On the basis of this historical material, Alexander makes a grandiose claim for a new historical methodology: "Certain mathematical techniques, developed by Elizabethan mathematical practitioners, were shaped by a ubiquitous cultural narrative." He maintains that "In mathematics, as also in cartography, Hariot's work was guided by the standard narrative of exploration and discovery."
Mathematicians will see the shaping and guiding in a different light. Practical needs focused attention on the rhumb line and its model, the equiangular spiral. The only tool available to study such curves was approximation by straight line segments. Once a mathematician had made some progress in analysis and calculation, it would be natural to talk about these successes with the rhetoric and metaphors available from geographical exploration. To a mathematician it would seem a blatant non sequitur to claim that those metaphors and rhetorics "shaped" or "guided" the mathematical work.
Alexander offers this book as a new paradigm for the history of mathematics. He finds that standard history of mathematics, which "emphasizes the progressive unveiling of universal truths, rather than the contingencies of human existence, has little to do with 'history' as it is commonly understood."

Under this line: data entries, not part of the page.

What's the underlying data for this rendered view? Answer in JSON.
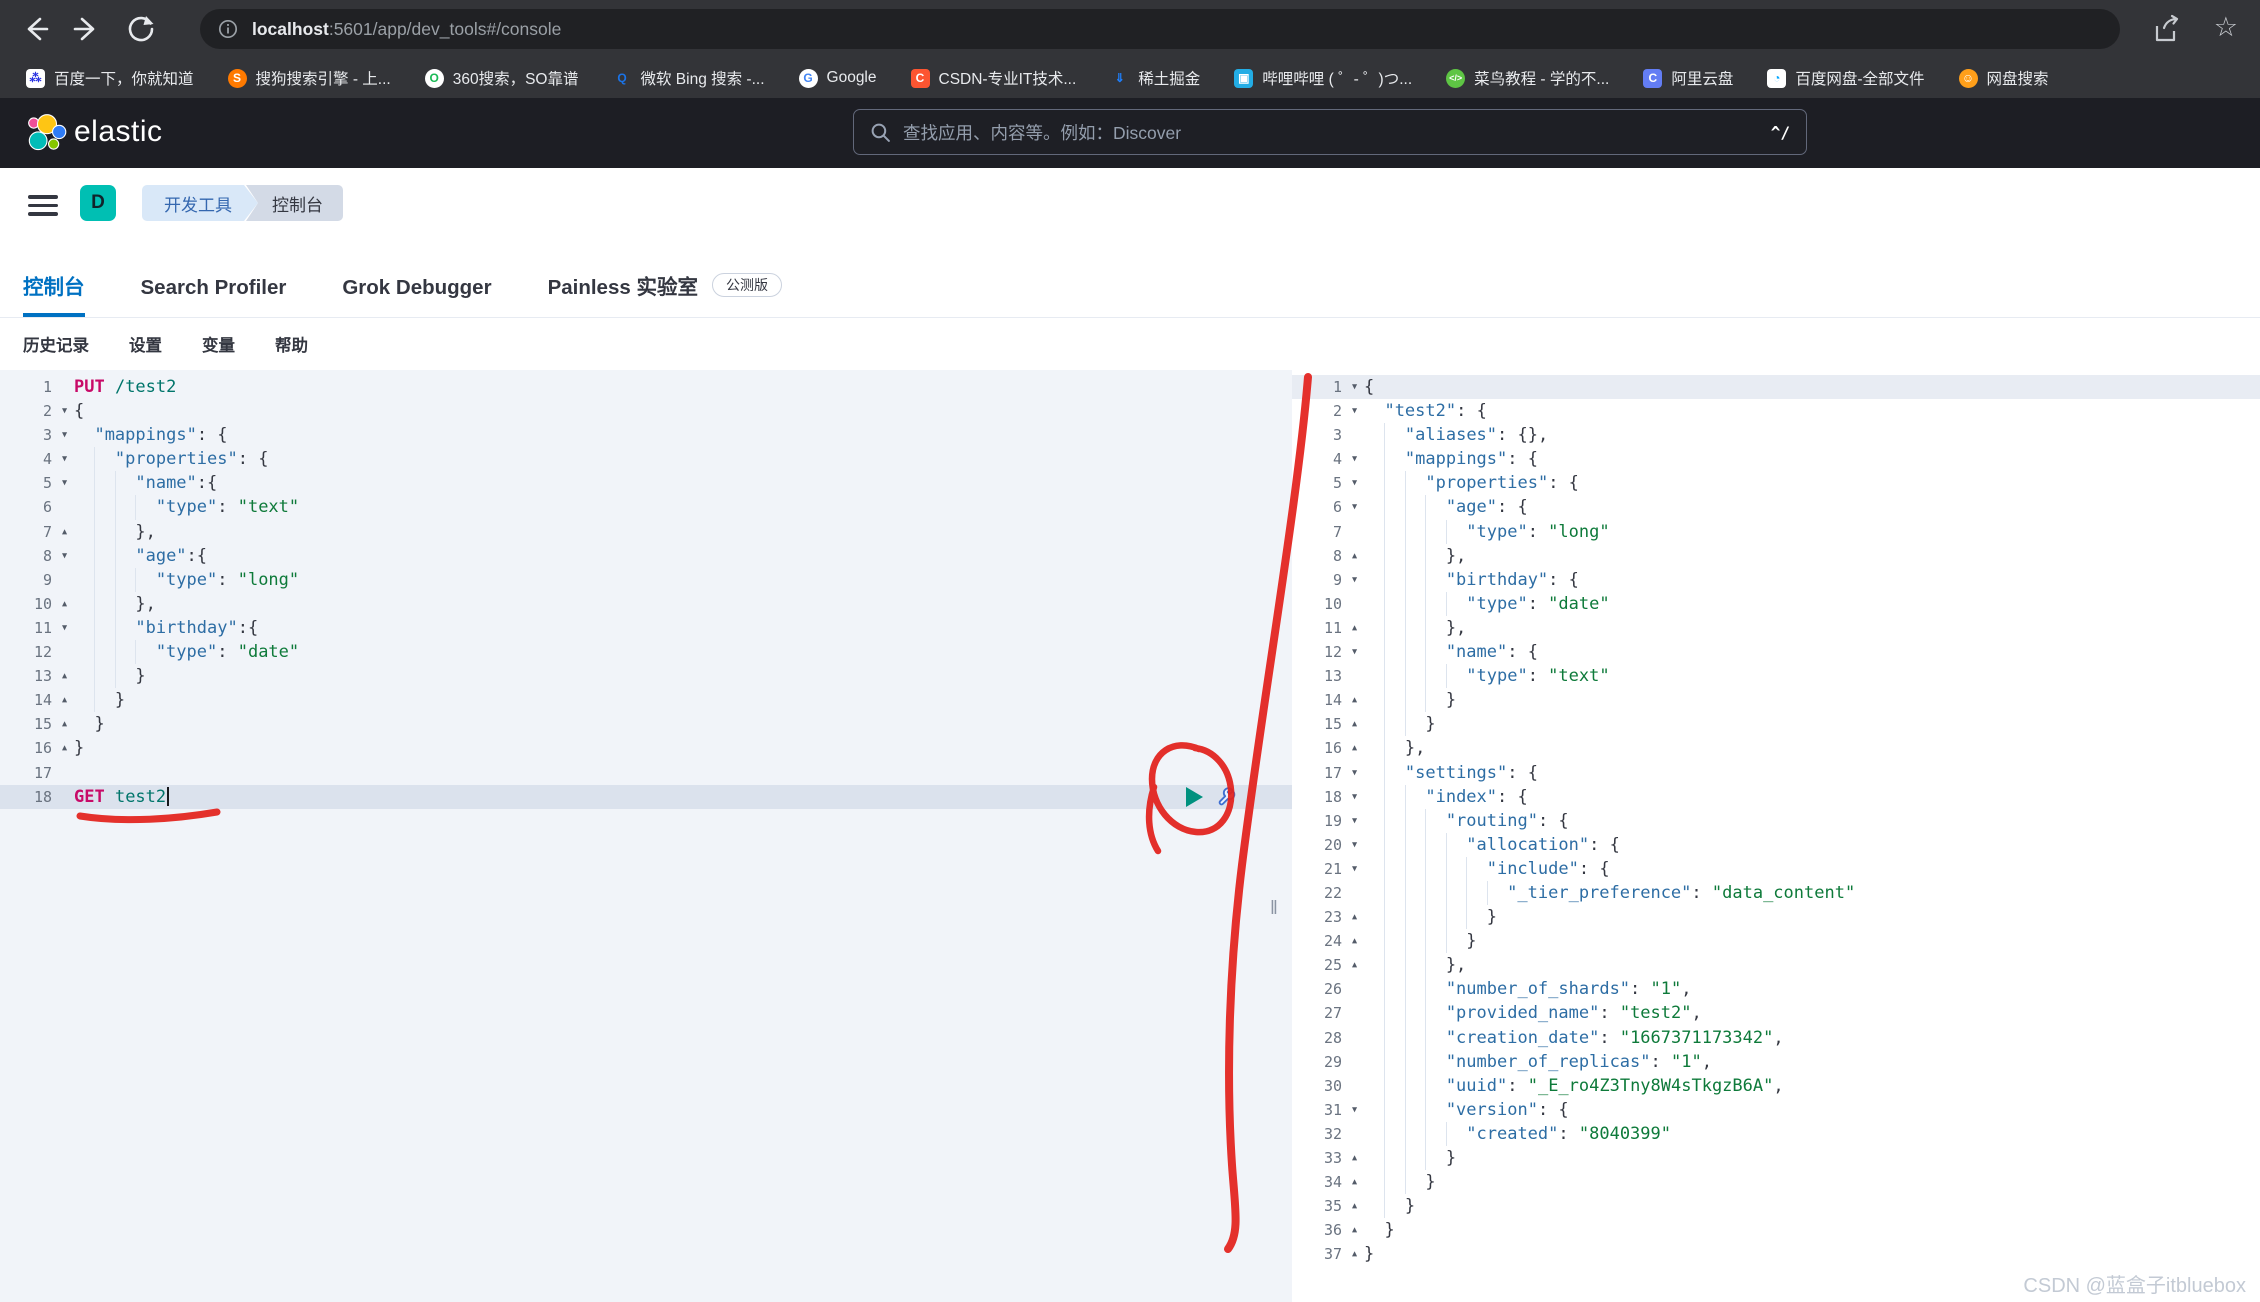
{
  "browser": {
    "url_host": "localhost",
    "url_path": ":5601/app/dev_tools#/console",
    "nav": {
      "back": "back-arrow",
      "forward": "forward-arrow",
      "reload": "reload",
      "share": "share",
      "bookmark_star": "☆"
    },
    "bookmarks": [
      {
        "label": "百度一下，你就知道",
        "fav": {
          "bg": "#ffffff",
          "fg": "#2932e1",
          "glyph": "⁂",
          "shape": "square"
        }
      },
      {
        "label": "搜狗搜索引擎 - 上...",
        "fav": {
          "bg": "#ff7a00",
          "fg": "#ffffff",
          "glyph": "S",
          "shape": "circle"
        }
      },
      {
        "label": "360搜索，SO靠谱",
        "fav": {
          "bg": "#ffffff",
          "fg": "#19b955",
          "glyph": "O",
          "shape": "circle"
        }
      },
      {
        "label": "微软 Bing 搜索 -...",
        "fav": {
          "bg": "transparent",
          "fg": "#1a73e8",
          "glyph": "Q",
          "shape": "circle"
        }
      },
      {
        "label": "Google",
        "fav": {
          "bg": "#ffffff",
          "fg": "#4285f4",
          "glyph": "G",
          "shape": "circle"
        }
      },
      {
        "label": "CSDN-专业IT技术...",
        "fav": {
          "bg": "#fc5531",
          "fg": "#ffffff",
          "glyph": "C",
          "shape": "square"
        }
      },
      {
        "label": "稀土掘金",
        "fav": {
          "bg": "transparent",
          "fg": "#1e80ff",
          "glyph": "⇓",
          "shape": "square"
        }
      },
      {
        "label": "哔哩哔哩 ( ゜- ゜)つ...",
        "fav": {
          "bg": "#23ade5",
          "fg": "#ffffff",
          "glyph": "▣",
          "shape": "square"
        }
      },
      {
        "label": "菜鸟教程 - 学的不...",
        "fav": {
          "bg": "#5ec544",
          "fg": "#ffffff",
          "glyph": "</>",
          "shape": "circle"
        }
      },
      {
        "label": "阿里云盘",
        "fav": {
          "bg": "#637df4",
          "fg": "#ffffff",
          "glyph": "C",
          "shape": "square"
        }
      },
      {
        "label": "百度网盘-全部文件",
        "fav": {
          "bg": "#ffffff",
          "fg": "#06a7ff",
          "glyph": "◔",
          "shape": "square"
        }
      },
      {
        "label": "网盘搜索",
        "fav": {
          "bg": "#ff9f1a",
          "fg": "#ffffff",
          "glyph": "☺",
          "shape": "circle"
        }
      }
    ]
  },
  "header": {
    "brand": "elastic",
    "search_placeholder": "查找应用、内容等。例如：Discover",
    "search_shortcut": "^/"
  },
  "breadcrumb": {
    "avatar": "D",
    "items": [
      "开发工具",
      "控制台"
    ]
  },
  "tabs": [
    {
      "label": "控制台",
      "active": true
    },
    {
      "label": "Search Profiler"
    },
    {
      "label": "Grok Debugger"
    },
    {
      "label": "Painless 实验室",
      "badge": "公测版"
    }
  ],
  "menu": [
    "历史记录",
    "设置",
    "变量",
    "帮助"
  ],
  "console": {
    "divider_handle": "‖",
    "editor": {
      "lines": [
        {
          "n": 1,
          "i": 0,
          "s": [
            [
              "m",
              "PUT "
            ],
            [
              "u",
              "/test2"
            ]
          ]
        },
        {
          "n": 2,
          "f": "o",
          "i": 0,
          "s": [
            [
              "p",
              "{"
            ]
          ]
        },
        {
          "n": 3,
          "f": "o",
          "i": 1,
          "s": [
            [
              "k",
              "\"mappings\""
            ],
            [
              "p",
              ": {"
            ]
          ]
        },
        {
          "n": 4,
          "f": "o",
          "i": 2,
          "s": [
            [
              "k",
              "\"properties\""
            ],
            [
              "p",
              ": {"
            ]
          ]
        },
        {
          "n": 5,
          "f": "o",
          "i": 3,
          "s": [
            [
              "k",
              "\"name\""
            ],
            [
              "p",
              ":{"
            ]
          ]
        },
        {
          "n": 6,
          "i": 4,
          "s": [
            [
              "k",
              "\"type\""
            ],
            [
              "p",
              ": "
            ],
            [
              "v",
              "\"text\""
            ]
          ]
        },
        {
          "n": 7,
          "f": "c",
          "i": 3,
          "s": [
            [
              "p",
              "},"
            ]
          ]
        },
        {
          "n": 8,
          "f": "o",
          "i": 3,
          "s": [
            [
              "k",
              "\"age\""
            ],
            [
              "p",
              ":{"
            ]
          ]
        },
        {
          "n": 9,
          "i": 4,
          "s": [
            [
              "k",
              "\"type\""
            ],
            [
              "p",
              ": "
            ],
            [
              "v",
              "\"long\""
            ]
          ]
        },
        {
          "n": 10,
          "f": "c",
          "i": 3,
          "s": [
            [
              "p",
              "},"
            ]
          ]
        },
        {
          "n": 11,
          "f": "o",
          "i": 3,
          "s": [
            [
              "k",
              "\"birthday\""
            ],
            [
              "p",
              ":{"
            ]
          ]
        },
        {
          "n": 12,
          "i": 4,
          "s": [
            [
              "k",
              "\"type\""
            ],
            [
              "p",
              ": "
            ],
            [
              "v",
              "\"date\""
            ]
          ]
        },
        {
          "n": 13,
          "f": "c",
          "i": 3,
          "s": [
            [
              "p",
              "}"
            ]
          ]
        },
        {
          "n": 14,
          "f": "c",
          "i": 2,
          "s": [
            [
              "p",
              "}"
            ]
          ]
        },
        {
          "n": 15,
          "f": "c",
          "i": 1,
          "s": [
            [
              "p",
              "}"
            ]
          ]
        },
        {
          "n": 16,
          "f": "c",
          "i": 0,
          "s": [
            [
              "p",
              "}"
            ]
          ]
        },
        {
          "n": 17,
          "i": 0,
          "s": []
        },
        {
          "n": 18,
          "i": 0,
          "hl": true,
          "cur": true,
          "s": [
            [
              "m",
              "GET "
            ],
            [
              "u",
              "test2"
            ]
          ]
        }
      ]
    },
    "response": {
      "lines": [
        {
          "n": 1,
          "f": "o",
          "i": 0,
          "hl": true,
          "s": [
            [
              "p",
              "{"
            ]
          ]
        },
        {
          "n": 2,
          "f": "o",
          "i": 1,
          "s": [
            [
              "k",
              "\"test2\""
            ],
            [
              "p",
              ": {"
            ]
          ]
        },
        {
          "n": 3,
          "i": 2,
          "s": [
            [
              "k",
              "\"aliases\""
            ],
            [
              "p",
              ": {},"
            ]
          ]
        },
        {
          "n": 4,
          "f": "o",
          "i": 2,
          "s": [
            [
              "k",
              "\"mappings\""
            ],
            [
              "p",
              ": {"
            ]
          ]
        },
        {
          "n": 5,
          "f": "o",
          "i": 3,
          "s": [
            [
              "k",
              "\"properties\""
            ],
            [
              "p",
              ": {"
            ]
          ]
        },
        {
          "n": 6,
          "f": "o",
          "i": 4,
          "s": [
            [
              "k",
              "\"age\""
            ],
            [
              "p",
              ": {"
            ]
          ]
        },
        {
          "n": 7,
          "i": 5,
          "s": [
            [
              "k",
              "\"type\""
            ],
            [
              "p",
              ": "
            ],
            [
              "v",
              "\"long\""
            ]
          ]
        },
        {
          "n": 8,
          "f": "c",
          "i": 4,
          "s": [
            [
              "p",
              "},"
            ]
          ]
        },
        {
          "n": 9,
          "f": "o",
          "i": 4,
          "s": [
            [
              "k",
              "\"birthday\""
            ],
            [
              "p",
              ": {"
            ]
          ]
        },
        {
          "n": 10,
          "i": 5,
          "s": [
            [
              "k",
              "\"type\""
            ],
            [
              "p",
              ": "
            ],
            [
              "v",
              "\"date\""
            ]
          ]
        },
        {
          "n": 11,
          "f": "c",
          "i": 4,
          "s": [
            [
              "p",
              "},"
            ]
          ]
        },
        {
          "n": 12,
          "f": "o",
          "i": 4,
          "s": [
            [
              "k",
              "\"name\""
            ],
            [
              "p",
              ": {"
            ]
          ]
        },
        {
          "n": 13,
          "i": 5,
          "s": [
            [
              "k",
              "\"type\""
            ],
            [
              "p",
              ": "
            ],
            [
              "v",
              "\"text\""
            ]
          ]
        },
        {
          "n": 14,
          "f": "c",
          "i": 4,
          "s": [
            [
              "p",
              "}"
            ]
          ]
        },
        {
          "n": 15,
          "f": "c",
          "i": 3,
          "s": [
            [
              "p",
              "}"
            ]
          ]
        },
        {
          "n": 16,
          "f": "c",
          "i": 2,
          "s": [
            [
              "p",
              "},"
            ]
          ]
        },
        {
          "n": 17,
          "f": "o",
          "i": 2,
          "s": [
            [
              "k",
              "\"settings\""
            ],
            [
              "p",
              ": {"
            ]
          ]
        },
        {
          "n": 18,
          "f": "o",
          "i": 3,
          "s": [
            [
              "k",
              "\"index\""
            ],
            [
              "p",
              ": {"
            ]
          ]
        },
        {
          "n": 19,
          "f": "o",
          "i": 4,
          "s": [
            [
              "k",
              "\"routing\""
            ],
            [
              "p",
              ": {"
            ]
          ]
        },
        {
          "n": 20,
          "f": "o",
          "i": 5,
          "s": [
            [
              "k",
              "\"allocation\""
            ],
            [
              "p",
              ": {"
            ]
          ]
        },
        {
          "n": 21,
          "f": "o",
          "i": 6,
          "s": [
            [
              "k",
              "\"include\""
            ],
            [
              "p",
              ": {"
            ]
          ]
        },
        {
          "n": 22,
          "i": 7,
          "s": [
            [
              "k",
              "\"_tier_preference\""
            ],
            [
              "p",
              ": "
            ],
            [
              "v",
              "\"data_content\""
            ]
          ]
        },
        {
          "n": 23,
          "f": "c",
          "i": 6,
          "s": [
            [
              "p",
              "}"
            ]
          ]
        },
        {
          "n": 24,
          "f": "c",
          "i": 5,
          "s": [
            [
              "p",
              "}"
            ]
          ]
        },
        {
          "n": 25,
          "f": "c",
          "i": 4,
          "s": [
            [
              "p",
              "},"
            ]
          ]
        },
        {
          "n": 26,
          "i": 4,
          "s": [
            [
              "k",
              "\"number_of_shards\""
            ],
            [
              "p",
              ": "
            ],
            [
              "v",
              "\"1\""
            ],
            [
              "p",
              ","
            ]
          ]
        },
        {
          "n": 27,
          "i": 4,
          "s": [
            [
              "k",
              "\"provided_name\""
            ],
            [
              "p",
              ": "
            ],
            [
              "v",
              "\"test2\""
            ],
            [
              "p",
              ","
            ]
          ]
        },
        {
          "n": 28,
          "i": 4,
          "s": [
            [
              "k",
              "\"creation_date\""
            ],
            [
              "p",
              ": "
            ],
            [
              "v",
              "\"1667371173342\""
            ],
            [
              "p",
              ","
            ]
          ]
        },
        {
          "n": 29,
          "i": 4,
          "s": [
            [
              "k",
              "\"number_of_replicas\""
            ],
            [
              "p",
              ": "
            ],
            [
              "v",
              "\"1\""
            ],
            [
              "p",
              ","
            ]
          ]
        },
        {
          "n": 30,
          "i": 4,
          "s": [
            [
              "k",
              "\"uuid\""
            ],
            [
              "p",
              ": "
            ],
            [
              "v",
              "\"_E_ro4Z3Tny8W4sTkgzB6A\""
            ],
            [
              "p",
              ","
            ]
          ]
        },
        {
          "n": 31,
          "f": "o",
          "i": 4,
          "s": [
            [
              "k",
              "\"version\""
            ],
            [
              "p",
              ": {"
            ]
          ]
        },
        {
          "n": 32,
          "i": 5,
          "s": [
            [
              "k",
              "\"created\""
            ],
            [
              "p",
              ": "
            ],
            [
              "v",
              "\"8040399\""
            ]
          ]
        },
        {
          "n": 33,
          "f": "c",
          "i": 4,
          "s": [
            [
              "p",
              "}"
            ]
          ]
        },
        {
          "n": 34,
          "f": "c",
          "i": 3,
          "s": [
            [
              "p",
              "}"
            ]
          ]
        },
        {
          "n": 35,
          "f": "c",
          "i": 2,
          "s": [
            [
              "p",
              "}"
            ]
          ]
        },
        {
          "n": 36,
          "f": "c",
          "i": 1,
          "s": [
            [
              "p",
              "}"
            ]
          ]
        },
        {
          "n": 37,
          "f": "c",
          "i": 0,
          "s": [
            [
              "p",
              "}"
            ]
          ]
        }
      ]
    }
  },
  "watermark": "CSDN @蓝盒子itbluebox",
  "colors": {
    "accent_blue": "#0071c2",
    "avatar_teal": "#00bfb3",
    "annotation_red": "#e3211c",
    "code_method": "#c80a68",
    "code_url": "#00756b",
    "code_key": "#2d6da4",
    "code_string": "#0e7a3a",
    "code_punct": "#343741",
    "play_button": "#00917f"
  }
}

"I find a narrative approach to be a most promising avenue for historicizing mathematics," writes Alexander.
Mathematical work does, I argue, contain a narrative. Once this narrative is identified, it can be related to other, nonmathematical cultural tales that are prevalent within the mathematicians' social circles. A clear connection between the "mathematical" and the "external" stories would place a mathematical work firmly within its historical setting.
No problem so far. But then Alexander goes on to claim that "If a strong relationship can be established between an historically specific nonmathematical tale and the narrative of a mathematical work that originated within its social sphere, then mathematics can indeed be said to be fundamentally shaped by its social and cultural setting." By using a narrative approach to the history of mathematics, he maintains, "complex mathematical techniques are shown to be dependent on cultural narratives prevalent in their wider social setting."
No such thing is or could be shown.
Mathematics progresses by the recognition or invention of problems and the struggle to solve them. The choice of problems for Hariot and Stevin came from navigation and engineering. Social reality shapes mathematics, not by its narratives, but by its practical needs. The means to solve the problem are then "shaped" or "guided" by the problem itself, by the mathematical knowledge and technique available at that time and place, and by the ingenuity of the mathematicians who work on it.
If there existed a prevalent social or cultural story that was analogous or parallel to the mathematical story, it by no means follows that such a story "shaped" or "guided" the mathematics. Such a social or cultural story may have simply served as a model for how one talked about or advertised the mathematics.